I could continue, but I think this post is long enough.  So, I take a deep breath, pray for at least an hour, and go pour my heart out for an hour or so about Europe.  Suddenly, I understand exactly what Jeremiah meant when he said that if he tries to keep silent, God’s Word is like a fire shut up in his bones.  God is good, and I want more missionaries to share His goodness with this lost and dying continent.

Surprised by Love and Kindness

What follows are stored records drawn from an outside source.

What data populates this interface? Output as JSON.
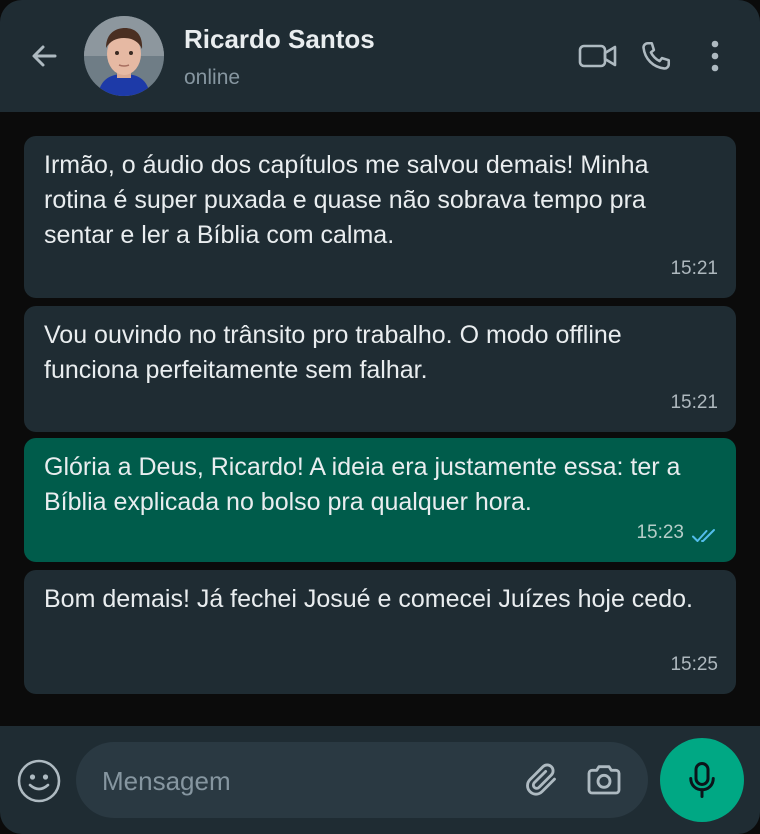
{
  "header": {
    "contact_name": "Ricardo Santos",
    "status": "online",
    "icons": [
      "back-arrow-icon",
      "video-call-icon",
      "phone-call-icon",
      "more-vertical-icon"
    ]
  },
  "messages": [
    {
      "direction": "incoming",
      "text": "Irmão, o áudio dos capítulos me salvou demais! Minha rotina é super puxada e quase não sobrava tempo pra sentar e ler a Bíblia com calma.",
      "time": "15:21"
    },
    {
      "direction": "incoming",
      "text": "Vou ouvindo no trânsito pro trabalho. O modo offline funciona perfeitamente sem falhar.",
      "time": "15:21"
    },
    {
      "direction": "outgoing",
      "text": "Glória a Deus, Ricardo! A ideia era justamente essa: ter a Bíblia explicada no bolso pra qualquer hora.",
      "time": "15:23",
      "read": true
    },
    {
      "direction": "incoming",
      "text": "Bom demais! Já fechei Josué e comecei Juízes hoje cedo.",
      "time": "15:25"
    }
  ],
  "composer": {
    "placeholder": "Mensagem",
    "value": "",
    "icons": [
      "emoji-icon",
      "attach-icon",
      "camera-icon",
      "mic-icon"
    ]
  },
  "colors": {
    "header_bg": "#1f2c33",
    "chat_bg": "#0b0b0b",
    "incoming_bubble": "#1f2c33",
    "outgoing_bubble": "#005c4b",
    "accent": "#00a884",
    "read_ticks": "#53bdeb"
  }
}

I have the best job in the world, and I can say that because I have the best Boss in the world.  I’m a missionary, and my Boss is God.  I have never felt like my job was thankless or the work difficult.  Jesus said, “Take my yoke upon you and learn from me, for I am gentle and humble in heart, and you will find rest for your souls.  For my yoke is easy and my burden is light,” (Matthew 11:29-30).  And I can attest to the fact that it’s true—it’s truer than I had ever imagined possible.  How can it be that I spend my days pleasantly, doing what I love to do: meet missionaries, pray for them, and help them whenever and however I’m able?  It sure doesn’t seem like work, but I have a benefits program that’s unbelievable.  God provides for all my needs, He’s the Great Physician of my health plan, whenever I need legal help He’s my Advocate and the Judge, and the retirement program can’t be beat.

Me teaching the children to do the “Hokey-Pokey.”

 

I am in southern Hungary, staying in a nice house with a sweet family.  I came here at the invitation of a friend to help in a children’s summer Day Camp/Vacation Bible School.  I’ve been helping this week with various aspects of their program, but honestly, I’m somewhat limited as to how much I can do because I don’t speak Hungarian.  What I’ve done is teach the children some songs and games in English, help with the afternoon snacks, and basically just be available for anyone wanting to practice their English.  To be honest, it has just been fun.  Nothing I’ve done all week felt like work, and the family is very pleasant to stay with, despite the language difference.  The oldest son speaks English fluently, while the rest of the family’s language skills vary from almost fluency to practically no English at all.

Tonight they asked me (through the oldest son): “What does Hungarian sound like to your ears?”  Without hesitation I responded that it sounds like tongues.  When this was translated, the family screamed with laughter.  But I have noticed that after spending all week hearing Hungarian all day every day, I am beginning to be able to distinguish familiar words.  OK, most of the words I recognize are the numbers (one to ten) that I learned last year.  But I’ve also intuited a few words from the way they are spoken or the subject matter (when I know it).  And I know that if I’m able to pick up a few Hungarian words without really trying, then my advice to students wanting to learn English is good: listen to English every day.

Today was the last day of the camp, and they wanted me to speak briefly to the audience of children and their parents, and to lead them in a simple English song (“Head and Shoulders, Knees and Toes”).  So I just told them how very grateful I am to have had the privilege of getting to know them and their children.  I had seen firsthand how big-hearted and generous the Hungarian people are, but that didn’t prepare me for what came when my part of the program ended.  The Camp Director came to the front with a basket of goodies for me, and he spoke about how much they all love me, and how they hope that I will someday return to visit their town again.  That’s when I lost it.  I was so touched by their kindness that my emotion flowed out of my eyes.  I doubt that any queen has been treated as royally as I have been treated here.